To the second part of the curse, the Valentino fans in his day could not separate the image from the real person. Much like Mary Pickford as the girl with the curls well into her 30s, Valentino was viewed as a “sheik” in real life, no matter how much he denied it. It pained him greatly to be [perceived that way]. The fans of today are much more interested in Valentino, the real person, than they are in the image of The Sheik.
And finally, which Valentino vehicles would you say best showcase his talents?
Other film scholars and fans might disagree with me, if anyone were to choose [something other than] The Four Horsemen of the Apocalypse [above] or The Eagle  or The Son of the Sheik. [In those films] you can see what the magic of Valentino is all about. In viewing any of these three films you can see the full range of Valentino’s ability as an actor, as well as the magnetism, or star quality, that is still associated with his name. Each one of these three films showcases Valentino in a different light.
In The Four Horsemen you can see the birth of a star. For someone with so little experience, he gives a remarkably restrained and sensitive portrayal. More importantly, you can really see in this film that a star is born right before your eyes. The whole film performance is complete, but watch the famed tango scene and there it is, the Valentino Mystique leaping off the screen.
In The Eagle, you can see Valentino play three roles, each of which has a deft touch, and there is almost a [Ernst] Lubitsch-like quality in his comedy. The Eagle is very tongue-in-cheek, which is all the more remarkable since Valentino was enduring one of his most difficult times personally while filming The Eagle. [Valentino’s marriage to Natacha Rambova was crumbling at that time.] Watching him, you’d hardly know it.
In The Son of the Sheik, you get everything that the earlier film, The Sheik, should have been. There is a light touch, but there is also the romantic ideal, that with which Valentino is so closely identified, and [it’s] so well done in this film. It is almost fortunate that Valentino left this as his final film; it’s still quite enjoyable to today’s jaded modern audience. In this film Valentino smolders as only he could, he is vulnerable, there are lots of action, [in addition to] the unbeatable chemistry between Valentino and Vilma Banky [whose thick Hungarian accent ended her career not long thereafter]. Their loves scenes positively sizzle.

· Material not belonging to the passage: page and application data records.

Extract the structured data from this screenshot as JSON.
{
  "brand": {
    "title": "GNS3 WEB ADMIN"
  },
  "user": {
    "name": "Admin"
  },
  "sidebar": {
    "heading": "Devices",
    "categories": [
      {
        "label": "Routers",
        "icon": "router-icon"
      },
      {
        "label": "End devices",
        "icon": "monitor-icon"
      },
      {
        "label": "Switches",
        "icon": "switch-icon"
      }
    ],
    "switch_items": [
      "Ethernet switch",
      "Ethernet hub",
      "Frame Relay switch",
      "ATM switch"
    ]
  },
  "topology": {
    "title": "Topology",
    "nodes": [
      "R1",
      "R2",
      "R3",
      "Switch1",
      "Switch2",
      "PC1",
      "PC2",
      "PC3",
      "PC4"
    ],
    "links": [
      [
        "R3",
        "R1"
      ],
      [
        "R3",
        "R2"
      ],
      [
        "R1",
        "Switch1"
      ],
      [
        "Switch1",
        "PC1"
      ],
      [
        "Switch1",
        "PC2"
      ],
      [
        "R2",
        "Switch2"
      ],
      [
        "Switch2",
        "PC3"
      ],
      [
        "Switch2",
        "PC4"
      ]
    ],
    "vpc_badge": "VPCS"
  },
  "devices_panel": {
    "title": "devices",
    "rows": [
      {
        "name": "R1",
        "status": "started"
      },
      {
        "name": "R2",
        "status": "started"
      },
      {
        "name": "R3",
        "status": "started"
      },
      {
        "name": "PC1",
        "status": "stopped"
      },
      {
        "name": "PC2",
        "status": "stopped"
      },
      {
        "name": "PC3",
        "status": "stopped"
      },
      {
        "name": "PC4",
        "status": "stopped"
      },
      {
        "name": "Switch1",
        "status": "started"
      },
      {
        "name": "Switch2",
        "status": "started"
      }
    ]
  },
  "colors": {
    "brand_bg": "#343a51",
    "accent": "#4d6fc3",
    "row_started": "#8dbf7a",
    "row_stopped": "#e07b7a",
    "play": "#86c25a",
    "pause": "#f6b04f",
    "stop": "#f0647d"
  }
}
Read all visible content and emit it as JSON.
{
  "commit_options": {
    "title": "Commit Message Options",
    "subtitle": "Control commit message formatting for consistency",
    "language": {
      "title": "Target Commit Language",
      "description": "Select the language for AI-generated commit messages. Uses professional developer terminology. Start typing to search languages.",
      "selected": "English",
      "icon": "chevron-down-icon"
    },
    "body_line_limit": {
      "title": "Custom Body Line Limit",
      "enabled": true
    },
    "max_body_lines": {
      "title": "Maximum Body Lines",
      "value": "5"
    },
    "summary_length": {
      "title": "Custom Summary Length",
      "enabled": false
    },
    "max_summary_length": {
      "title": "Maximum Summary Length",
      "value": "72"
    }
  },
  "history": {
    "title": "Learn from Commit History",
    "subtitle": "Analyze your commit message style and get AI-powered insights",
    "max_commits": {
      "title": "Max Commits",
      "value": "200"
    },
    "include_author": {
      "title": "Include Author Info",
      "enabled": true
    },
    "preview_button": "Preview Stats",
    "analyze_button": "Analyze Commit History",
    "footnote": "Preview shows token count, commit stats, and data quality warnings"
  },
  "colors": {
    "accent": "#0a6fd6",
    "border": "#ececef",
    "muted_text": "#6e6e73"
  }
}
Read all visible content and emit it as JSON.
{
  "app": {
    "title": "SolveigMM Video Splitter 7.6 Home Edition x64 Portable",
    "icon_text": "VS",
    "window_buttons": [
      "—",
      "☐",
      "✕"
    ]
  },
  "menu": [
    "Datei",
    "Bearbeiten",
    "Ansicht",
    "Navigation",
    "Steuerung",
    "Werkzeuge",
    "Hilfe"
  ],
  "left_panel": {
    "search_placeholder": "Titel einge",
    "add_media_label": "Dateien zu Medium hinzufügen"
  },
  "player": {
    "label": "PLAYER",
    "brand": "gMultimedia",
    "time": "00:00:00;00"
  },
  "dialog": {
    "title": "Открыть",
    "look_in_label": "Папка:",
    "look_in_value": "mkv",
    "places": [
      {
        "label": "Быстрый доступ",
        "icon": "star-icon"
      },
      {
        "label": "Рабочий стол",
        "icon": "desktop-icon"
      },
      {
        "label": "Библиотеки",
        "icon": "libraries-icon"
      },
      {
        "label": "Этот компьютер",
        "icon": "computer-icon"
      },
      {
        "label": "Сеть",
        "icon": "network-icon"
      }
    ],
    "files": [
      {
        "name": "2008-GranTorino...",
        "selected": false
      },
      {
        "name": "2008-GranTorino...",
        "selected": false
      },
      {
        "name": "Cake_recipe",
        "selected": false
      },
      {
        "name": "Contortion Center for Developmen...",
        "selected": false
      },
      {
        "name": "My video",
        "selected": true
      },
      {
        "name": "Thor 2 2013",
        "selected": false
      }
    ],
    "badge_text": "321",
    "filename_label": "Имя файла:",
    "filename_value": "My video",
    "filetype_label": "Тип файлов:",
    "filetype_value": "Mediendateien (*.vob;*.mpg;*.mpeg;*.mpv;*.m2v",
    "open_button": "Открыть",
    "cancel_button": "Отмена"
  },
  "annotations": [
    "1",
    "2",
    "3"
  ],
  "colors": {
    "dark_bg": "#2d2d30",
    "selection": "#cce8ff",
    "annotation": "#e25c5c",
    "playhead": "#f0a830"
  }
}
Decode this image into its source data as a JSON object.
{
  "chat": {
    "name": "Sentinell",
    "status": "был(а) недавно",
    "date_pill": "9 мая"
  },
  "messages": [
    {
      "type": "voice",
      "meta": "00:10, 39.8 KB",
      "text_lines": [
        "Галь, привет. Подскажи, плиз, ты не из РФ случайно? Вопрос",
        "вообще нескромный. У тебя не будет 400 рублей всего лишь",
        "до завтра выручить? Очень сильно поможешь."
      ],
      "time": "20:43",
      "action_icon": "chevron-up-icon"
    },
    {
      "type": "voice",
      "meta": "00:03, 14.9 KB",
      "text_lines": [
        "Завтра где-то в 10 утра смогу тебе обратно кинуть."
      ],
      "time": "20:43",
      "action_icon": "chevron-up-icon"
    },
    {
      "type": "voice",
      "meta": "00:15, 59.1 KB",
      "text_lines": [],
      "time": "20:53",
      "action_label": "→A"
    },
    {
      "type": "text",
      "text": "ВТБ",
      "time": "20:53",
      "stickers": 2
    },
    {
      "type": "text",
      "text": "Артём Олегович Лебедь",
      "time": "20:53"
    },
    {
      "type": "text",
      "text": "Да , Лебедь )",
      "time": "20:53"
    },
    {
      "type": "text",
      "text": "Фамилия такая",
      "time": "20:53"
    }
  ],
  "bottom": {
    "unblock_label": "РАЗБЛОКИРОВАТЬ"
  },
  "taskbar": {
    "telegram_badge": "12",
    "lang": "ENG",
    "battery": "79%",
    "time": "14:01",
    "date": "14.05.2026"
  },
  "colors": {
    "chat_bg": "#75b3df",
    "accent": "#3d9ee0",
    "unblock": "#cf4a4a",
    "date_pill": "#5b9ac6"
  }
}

Any of those three films will pique your interest in Valentino and in silent films in general.